This is also in verse 28  28 lPay careful attention to yourselves and to all mthe flock, in which nthe Holy Spirit has made you ooverseers, pto care for qthe church of God, - Acts 20:28 Our job is to care for the church. Not to lord over it. There has been this wave of public and credible accusations of church leaders leading in abusive ways. We just lost a pastor in Central Florida in the Acts 29 network for both neglecting his spiritual life and leading in an abusive way. Some of this church abuse has caused so much damage that people will not trust any form of church leadership ever again and certainly not any church leader that has the title of elder. 


How sad is that? That elders have so abused the responsibility they have been given that people won’t ever put themselves again under the leadership that God has given them for their good. Our hope is that the elders here would be men who listen well, who care well, who sacrifice their time to pray for and guide you, and who invest in you in the ways you need. We meet twice a month and one of those meetings is a time where we just go through the membership list and pray for each and every one of you. And often there is someone who we haven’t seen for a while or who is on our care list and one of the elders will reach out to them to see how they are doing and if they need anything from us. 


All this is summed up when Paul says lremember the words of the Lord Jesus, how he himself said, ‘It is more blessedmto give than to receive.’” - Acts 20:35 Jesus isn’t recorded in the gospels as having said that, but clearly people heard him say that. It shouldn’t be surprising that there would be many things he did and said that weren’t recorded. John says that all the books in the world couldn’t contain all that Jesus did. But the phrase is dead on. The call for the elders is to give more than we receive. We don’t look at our positions as a way to exploit service, money, or gain out of the people in the church. If we are ever receiving more than we give, we are no longer qualified for this office. 


Paul said that he served the church with humility and tears. That is the opposite of lording over someone. He put them ahead of himself. Augustine said, If you ask me what the essential thing in the religion and discipline of Jesus Christ is, I shall reply: first, humility; second, humility, and third, humility.”




A good elder is going to see that God is the gospel. The gospel gives us God. This is why Paul in verse 32 commends these elders to God and the word of his grace. Elders are not above the gospel, we aren’t saved by a different form of gospel. He started this message by telling them to preach the gospel to their people and he ends by preaching the gospel to them. We all need the same grace and the same gospel that will lead us all to the same inheritance: Jesus. 

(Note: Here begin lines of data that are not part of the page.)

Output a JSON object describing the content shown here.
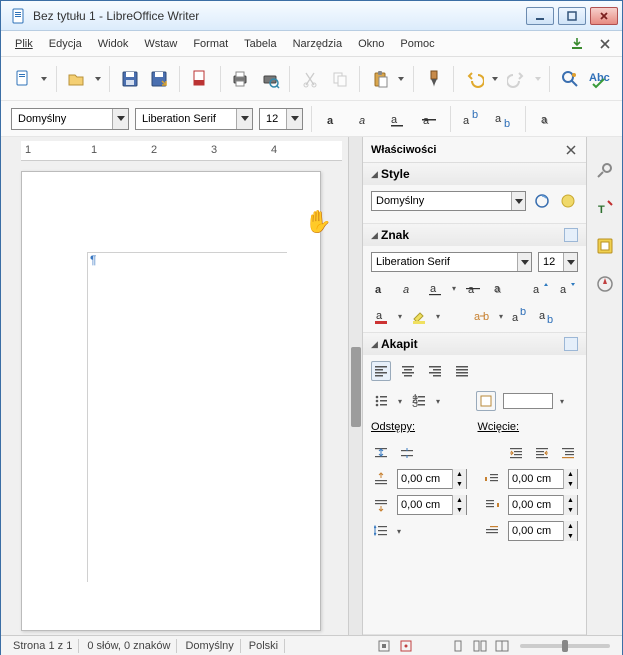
{
  "window": {
    "title": "Bez tytułu 1 - LibreOffice Writer"
  },
  "menu": {
    "items": [
      "Plik",
      "Edycja",
      "Widok",
      "Wstaw",
      "Format",
      "Tabela",
      "Narzędzia",
      "Okno",
      "Pomoc"
    ]
  },
  "toolbar": {
    "buttons": [
      "new-doc",
      "open",
      "save",
      "saveas",
      "export-pdf",
      "print",
      "print-preview",
      "cut",
      "copy",
      "paste",
      "format-paintbrush",
      "undo",
      "redo",
      "find-replace",
      "spellcheck"
    ]
  },
  "formatbar": {
    "para_style": "Domyślny",
    "font_name": "Liberation Serif",
    "font_size": "12"
  },
  "ruler": {
    "marks": [
      "1",
      "",
      "1",
      "2",
      "3",
      "4"
    ]
  },
  "document": {
    "pilcrow": "¶"
  },
  "side_panel": {
    "title": "Właściwości",
    "sections": {
      "style": {
        "title": "Style",
        "value": "Domyślny"
      },
      "char": {
        "title": "Znak",
        "font_name": "Liberation Serif",
        "font_size": "12"
      },
      "para": {
        "title": "Akapit",
        "spacing_label": "Odstępy:",
        "indent_label": "Wcięcie:",
        "spacing_above": "0,00 cm",
        "spacing_below": "0,00 cm",
        "indent_left": "0,00 cm",
        "indent_right": "0,00 cm",
        "indent_first": "0,00 cm"
      }
    }
  },
  "statusbar": {
    "page": "Strona 1 z 1",
    "words": "0 słów, 0 znaków",
    "style": "Domyślny",
    "lang": "Polski"
  }
}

More in The Book of Acts

November 12, 2023

How God Usually Builds The Church

October 29, 2023

Eutychus and the Resurrection

October 22, 2023

Opposition and Idolatry